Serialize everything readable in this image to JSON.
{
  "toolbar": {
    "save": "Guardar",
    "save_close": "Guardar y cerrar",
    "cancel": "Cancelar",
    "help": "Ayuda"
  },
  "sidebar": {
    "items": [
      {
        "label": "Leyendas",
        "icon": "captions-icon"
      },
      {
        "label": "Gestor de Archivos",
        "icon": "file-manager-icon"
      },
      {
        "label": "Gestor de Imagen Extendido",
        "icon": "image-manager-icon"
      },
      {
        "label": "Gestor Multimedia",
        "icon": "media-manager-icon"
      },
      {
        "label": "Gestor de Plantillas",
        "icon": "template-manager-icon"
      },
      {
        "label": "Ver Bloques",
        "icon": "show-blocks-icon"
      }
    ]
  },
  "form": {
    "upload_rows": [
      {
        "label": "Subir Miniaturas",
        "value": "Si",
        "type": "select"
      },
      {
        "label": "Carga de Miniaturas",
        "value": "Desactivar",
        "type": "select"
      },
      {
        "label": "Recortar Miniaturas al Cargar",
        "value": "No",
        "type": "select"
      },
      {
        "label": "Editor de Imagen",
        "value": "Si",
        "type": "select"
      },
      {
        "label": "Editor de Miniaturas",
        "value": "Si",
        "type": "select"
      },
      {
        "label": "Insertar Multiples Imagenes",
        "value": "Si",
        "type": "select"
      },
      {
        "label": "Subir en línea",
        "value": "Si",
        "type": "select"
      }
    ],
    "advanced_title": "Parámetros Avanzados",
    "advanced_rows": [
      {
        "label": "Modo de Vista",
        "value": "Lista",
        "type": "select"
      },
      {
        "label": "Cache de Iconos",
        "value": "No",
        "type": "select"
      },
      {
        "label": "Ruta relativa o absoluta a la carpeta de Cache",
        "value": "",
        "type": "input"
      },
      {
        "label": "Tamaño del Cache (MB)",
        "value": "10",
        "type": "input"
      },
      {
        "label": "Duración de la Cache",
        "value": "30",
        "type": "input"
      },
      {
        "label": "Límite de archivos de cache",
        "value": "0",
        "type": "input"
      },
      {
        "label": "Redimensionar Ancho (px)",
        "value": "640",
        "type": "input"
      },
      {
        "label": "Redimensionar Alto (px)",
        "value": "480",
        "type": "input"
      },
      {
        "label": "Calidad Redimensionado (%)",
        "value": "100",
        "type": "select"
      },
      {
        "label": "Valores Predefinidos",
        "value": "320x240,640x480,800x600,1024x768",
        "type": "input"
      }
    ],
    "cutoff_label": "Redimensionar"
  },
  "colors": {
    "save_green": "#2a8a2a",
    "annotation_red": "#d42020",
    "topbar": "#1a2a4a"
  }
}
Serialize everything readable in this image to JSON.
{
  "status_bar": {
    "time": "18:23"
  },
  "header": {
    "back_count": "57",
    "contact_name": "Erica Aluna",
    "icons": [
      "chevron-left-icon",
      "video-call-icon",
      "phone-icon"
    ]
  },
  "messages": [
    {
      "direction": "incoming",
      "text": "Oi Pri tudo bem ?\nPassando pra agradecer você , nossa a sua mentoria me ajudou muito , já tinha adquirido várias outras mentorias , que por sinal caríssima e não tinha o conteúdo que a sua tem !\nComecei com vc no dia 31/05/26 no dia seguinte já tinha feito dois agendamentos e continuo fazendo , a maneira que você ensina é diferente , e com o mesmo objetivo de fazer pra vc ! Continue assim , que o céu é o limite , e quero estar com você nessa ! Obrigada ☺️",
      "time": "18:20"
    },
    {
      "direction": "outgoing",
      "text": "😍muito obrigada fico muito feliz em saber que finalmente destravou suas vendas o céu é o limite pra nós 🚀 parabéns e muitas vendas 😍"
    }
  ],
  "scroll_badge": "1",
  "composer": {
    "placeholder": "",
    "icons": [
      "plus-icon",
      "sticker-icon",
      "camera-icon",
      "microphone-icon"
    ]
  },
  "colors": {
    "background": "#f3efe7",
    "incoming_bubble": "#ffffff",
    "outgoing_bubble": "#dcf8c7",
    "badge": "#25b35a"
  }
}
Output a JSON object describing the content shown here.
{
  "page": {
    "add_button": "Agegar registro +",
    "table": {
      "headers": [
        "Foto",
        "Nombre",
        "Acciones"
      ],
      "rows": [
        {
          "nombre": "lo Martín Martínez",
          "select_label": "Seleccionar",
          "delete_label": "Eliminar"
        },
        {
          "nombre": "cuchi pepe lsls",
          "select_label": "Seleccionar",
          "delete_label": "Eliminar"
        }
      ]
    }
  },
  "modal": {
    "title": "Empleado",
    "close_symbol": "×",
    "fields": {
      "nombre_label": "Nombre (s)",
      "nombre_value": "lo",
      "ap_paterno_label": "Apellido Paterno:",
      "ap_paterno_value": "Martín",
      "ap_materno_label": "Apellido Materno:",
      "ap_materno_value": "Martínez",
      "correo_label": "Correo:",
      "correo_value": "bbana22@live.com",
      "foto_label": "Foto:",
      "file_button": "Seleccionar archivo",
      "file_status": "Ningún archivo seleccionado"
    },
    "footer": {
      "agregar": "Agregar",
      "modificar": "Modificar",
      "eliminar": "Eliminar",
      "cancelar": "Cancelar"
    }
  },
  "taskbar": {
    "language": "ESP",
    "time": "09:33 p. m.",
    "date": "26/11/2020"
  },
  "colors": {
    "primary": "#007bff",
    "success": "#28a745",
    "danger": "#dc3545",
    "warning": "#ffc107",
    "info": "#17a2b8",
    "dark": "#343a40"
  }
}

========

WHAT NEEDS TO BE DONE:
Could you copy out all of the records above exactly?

OUTPUT OF THE EXERCISE:
Serialize everything readable in this image to JSON.
{
  "toolbar": {
    "save": "Guardar",
    "save_close": "Guardar y cerrar",
    "cancel": "Cancelar",
    "help": "Ayuda"
  },
  "sidebar": {
    "items": [
      {
        "label": "Leyendas",
        "icon": "captions-icon"
      },
      {
        "label": "Gestor de Archivos",
        "icon": "file-manager-icon"
      },
      {
        "label": "Gestor de Imagen Extendido",
        "icon": "image-manager-icon"
      },
      {
        "label": "Gestor Multimedia",
        "icon": "media-manager-icon"
      },
      {
        "label": "Gestor de Plantillas",
        "icon": "template-manager-icon"
      },
      {
        "label": "Ver Bloques",
        "icon": "show-blocks-icon"
      }
    ]
  },
  "form": {
    "upload_rows": [
      {
        "label": "Subir Miniaturas",
        "value": "Si",
        "type": "select"
      },
      {
        "label": "Carga de Miniaturas",
        "value": "Desactivar",
        "type": "select"
      },
      {
        "label": "Recortar Miniaturas al Cargar",
        "value": "No",
        "type": "select"
      },
      {
        "label": "Editor de Imagen",
        "value": "Si",
        "type": "select"
      },
      {
        "label": "Editor de Miniaturas",
        "value": "Si",
        "type": "select"
      },
      {
        "label": "Insertar Multiples Imagenes",
        "value": "Si",
        "type": "select"
      },
      {
        "label": "Subir en línea",
        "value": "Si",
        "type": "select"
      }
    ],
    "advanced_title": "Parámetros Avanzados",
    "advanced_rows": [
      {
        "label": "Modo de Vista",
        "value": "Lista",
        "type": "select"
      },
      {
        "label": "Cache de Iconos",
        "value": "No",
        "type": "select"
      },
      {
        "label": "Ruta relativa o absoluta a la carpeta de Cache",
        "value": "",
        "type": "input"
      },
      {
        "label": "Tamaño del Cache (MB)",
        "value": "10",
        "type": "input"
      },
      {
        "label": "Duración de la Cache",
        "value": "30",
        "type": "input"
      },
      {
        "label": "Límite de archivos de cache",
        "value": "0",
        "type": "input"
      },
      {
        "label": "Redimensionar Ancho (px)",
        "value": "640",
        "type": "input"
      },
      {
        "label": "Redimensionar Alto (px)",
        "value": "480",
        "type": "input"
      },
      {
        "label": "Calidad Redimensionado (%)",
        "value": "100",
        "type": "select"
      },
      {
        "label": "Valores Predefinidos",
        "value": "320x240,640x480,800x600,1024x768",
        "type": "input"
      }
    ],
    "cutoff_label": "Redimensionar"
  },
  "colors": {
    "save_green": "#2a8a2a",
    "annotation_red": "#d42020",
    "topbar": "#1a2a4a"
  }
}
Serialize everything readable in this image to JSON.
{
  "status_bar": {
    "time": "18:23"
  },
  "header": {
    "back_count": "57",
    "contact_name": "Erica Aluna",
    "icons": [
      "chevron-left-icon",
      "video-call-icon",
      "phone-icon"
    ]
  },
  "messages": [
    {
      "direction": "incoming",
      "text": "Oi Pri tudo bem ?\nPassando pra agradecer você , nossa a sua mentoria me ajudou muito , já tinha adquirido várias outras mentorias , que por sinal caríssima e não tinha o conteúdo que a sua tem !\nComecei com vc no dia 31/05/26 no dia seguinte já tinha feito dois agendamentos e continuo fazendo , a maneira que você ensina é diferente , e com o mesmo objetivo de fazer pra vc ! Continue assim , que o céu é o limite , e quero estar com você nessa ! Obrigada ☺️",
      "time": "18:20"
    },
    {
      "direction": "outgoing",
      "text": "😍muito obrigada fico muito feliz em saber que finalmente destravou suas vendas o céu é o limite pra nós 🚀 parabéns e muitas vendas 😍"
    }
  ],
  "scroll_badge": "1",
  "composer": {
    "placeholder": "",
    "icons": [
      "plus-icon",
      "sticker-icon",
      "camera-icon",
      "microphone-icon"
    ]
  },
  "colors": {
    "background": "#f3efe7",
    "incoming_bubble": "#ffffff",
    "outgoing_bubble": "#dcf8c7",
    "badge": "#25b35a"
  }
}
Output a JSON object describing the content shown here.
{
  "page": {
    "add_button": "Agegar registro +",
    "table": {
      "headers": [
        "Foto",
        "Nombre",
        "Acciones"
      ],
      "rows": [
        {
          "nombre": "lo Martín Martínez",
          "select_label": "Seleccionar",
          "delete_label": "Eliminar"
        },
        {
          "nombre": "cuchi pepe lsls",
          "select_label": "Seleccionar",
          "delete_label": "Eliminar"
        }
      ]
    }
  },
  "modal": {
    "title": "Empleado",
    "close_symbol": "×",
    "fields": {
      "nombre_label": "Nombre (s)",
      "nombre_value": "lo",
      "ap_paterno_label": "Apellido Paterno:",
      "ap_paterno_value": "Martín",
      "ap_materno_label": "Apellido Materno:",
      "ap_materno_value": "Martínez",
      "correo_label": "Correo:",
      "correo_value": "bbana22@live.com",
      "foto_label": "Foto:",
      "file_button": "Seleccionar archivo",
      "file_status": "Ningún archivo seleccionado"
    },
    "footer": {
      "agregar": "Agregar",
      "modificar": "Modificar",
      "eliminar": "Eliminar",
      "cancelar": "Cancelar"
    }
  },
  "taskbar": {
    "language": "ESP",
    "time": "09:33 p. m.",
    "date": "26/11/2020"
  },
  "colors": {
    "primary": "#007bff",
    "success": "#28a745",
    "danger": "#dc3545",
    "warning": "#ffc107",
    "info": "#17a2b8",
    "dark": "#343a40"
  }
}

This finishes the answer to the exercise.